In one experiment, Darwin tested his son's reaction to tits (possibly a test of his manhood), but was disappointed that "he perceived his mother's bosom when three or four inches from it, as was shown by the protrusion of his lips and his eyes becoming fixed; but I much doubt whether this had any connection with vision; he certainly had not touched the bosom."
As if this wasn't weird enough, William is occasionally referred to as "it" throughout Darwin's notes. Then again, given how people used to dress boys back then, maybe he just forgot.
Related: Old-Timey Icons With WTF Habits
The Psychologist Who Raises a Chimpanzee as a Sibling to His Own Child
Back in the 1930s, scientists still weren't clear on what parts of human intelligence and behavior were innate, and which were just caused by upbringing. It was even theorized that some of the more intelligent animals, like chimpanzees, lack human speech, behavior and morals only because no one had ever read to them as children.
But how the hell do you test this theory? Luckily, a psychologist named Winthrop Kellogg remembered that it was the 1930s and that he was batshit insane, so he decided to take home a young chimpanzee named Gua and raise it next to his infant son Donald, raising them identically, just to see what would happen.
Where It Gets Weirder:
Winthrop also developed an extensive testing system in which Donald and Gua were pitted against each other daily in an epic battle of baby vs. chimp (when we do this, people tell us it's illegal). Kellogg tested things like dexterity, memory, language development, obedience and the age-old question of what happens when you tie a baby to a chair and spin it around really fast.
Unfortunately, Kellogg failed to produce the expected chimp man in a top hat and monocle. Gua basically remained a chimpanzee. But the experiment had unforeseen side effects for Donald, who actually started acting like a chimp -- the experiment had to be abandoned when Donald wouldn't stop running around biting people.
So next time you're judging people on Facebook for putting up pictures of their poop-covered children using the "public" setting, remember for a minute the small child who nearly 100 years later still has videos up on YouTube of his parents firing guns next to his head to see what happens.
C. Coville's Twitter is here.

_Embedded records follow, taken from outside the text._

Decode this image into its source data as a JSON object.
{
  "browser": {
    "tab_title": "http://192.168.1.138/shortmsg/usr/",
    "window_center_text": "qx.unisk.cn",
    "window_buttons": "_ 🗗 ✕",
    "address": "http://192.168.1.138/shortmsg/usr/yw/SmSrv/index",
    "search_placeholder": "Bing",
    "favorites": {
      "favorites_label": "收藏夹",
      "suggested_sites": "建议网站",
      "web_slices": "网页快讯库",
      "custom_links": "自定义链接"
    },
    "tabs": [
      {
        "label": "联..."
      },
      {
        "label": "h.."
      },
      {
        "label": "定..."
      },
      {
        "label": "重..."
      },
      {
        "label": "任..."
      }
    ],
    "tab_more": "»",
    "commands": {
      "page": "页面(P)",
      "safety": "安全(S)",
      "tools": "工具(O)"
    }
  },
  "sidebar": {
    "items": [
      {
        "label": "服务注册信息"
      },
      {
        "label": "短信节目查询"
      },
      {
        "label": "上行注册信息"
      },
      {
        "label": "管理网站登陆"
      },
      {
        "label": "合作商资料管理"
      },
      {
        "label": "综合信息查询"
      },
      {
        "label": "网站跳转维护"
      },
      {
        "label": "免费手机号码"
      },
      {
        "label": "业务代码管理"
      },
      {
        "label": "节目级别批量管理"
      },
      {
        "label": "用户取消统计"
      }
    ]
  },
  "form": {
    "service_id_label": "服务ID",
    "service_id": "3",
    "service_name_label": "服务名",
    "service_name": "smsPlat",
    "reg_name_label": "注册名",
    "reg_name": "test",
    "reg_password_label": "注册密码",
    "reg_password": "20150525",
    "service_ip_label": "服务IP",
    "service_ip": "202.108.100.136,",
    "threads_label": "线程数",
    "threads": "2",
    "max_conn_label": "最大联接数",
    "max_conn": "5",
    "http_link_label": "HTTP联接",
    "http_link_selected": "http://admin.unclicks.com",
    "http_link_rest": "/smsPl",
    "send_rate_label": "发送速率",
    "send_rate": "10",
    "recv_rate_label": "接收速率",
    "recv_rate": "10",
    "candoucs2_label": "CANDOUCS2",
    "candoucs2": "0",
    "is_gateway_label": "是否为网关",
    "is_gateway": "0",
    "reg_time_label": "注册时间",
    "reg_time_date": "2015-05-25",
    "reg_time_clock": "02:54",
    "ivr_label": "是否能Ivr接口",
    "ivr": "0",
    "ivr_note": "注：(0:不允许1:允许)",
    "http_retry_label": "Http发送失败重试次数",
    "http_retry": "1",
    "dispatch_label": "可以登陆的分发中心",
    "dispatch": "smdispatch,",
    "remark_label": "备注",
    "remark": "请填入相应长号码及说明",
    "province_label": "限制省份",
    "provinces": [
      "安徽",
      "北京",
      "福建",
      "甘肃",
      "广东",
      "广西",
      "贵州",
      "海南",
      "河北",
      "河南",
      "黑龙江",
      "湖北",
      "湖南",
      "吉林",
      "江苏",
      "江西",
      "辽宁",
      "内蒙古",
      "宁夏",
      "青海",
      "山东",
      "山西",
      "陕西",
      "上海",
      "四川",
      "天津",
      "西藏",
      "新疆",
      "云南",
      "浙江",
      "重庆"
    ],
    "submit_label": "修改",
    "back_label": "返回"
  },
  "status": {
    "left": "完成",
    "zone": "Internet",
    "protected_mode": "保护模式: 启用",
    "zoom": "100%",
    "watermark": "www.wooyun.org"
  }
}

For more frightening experiments, check out 9 Real Life Mad Scientists and The 6 Cruelest Science Experiments Ever (Were Done on Kids).
If you're pressed for time and just looking for a quick fix, then check out The 6 Stupidest Things You Can Pay People to Do for You.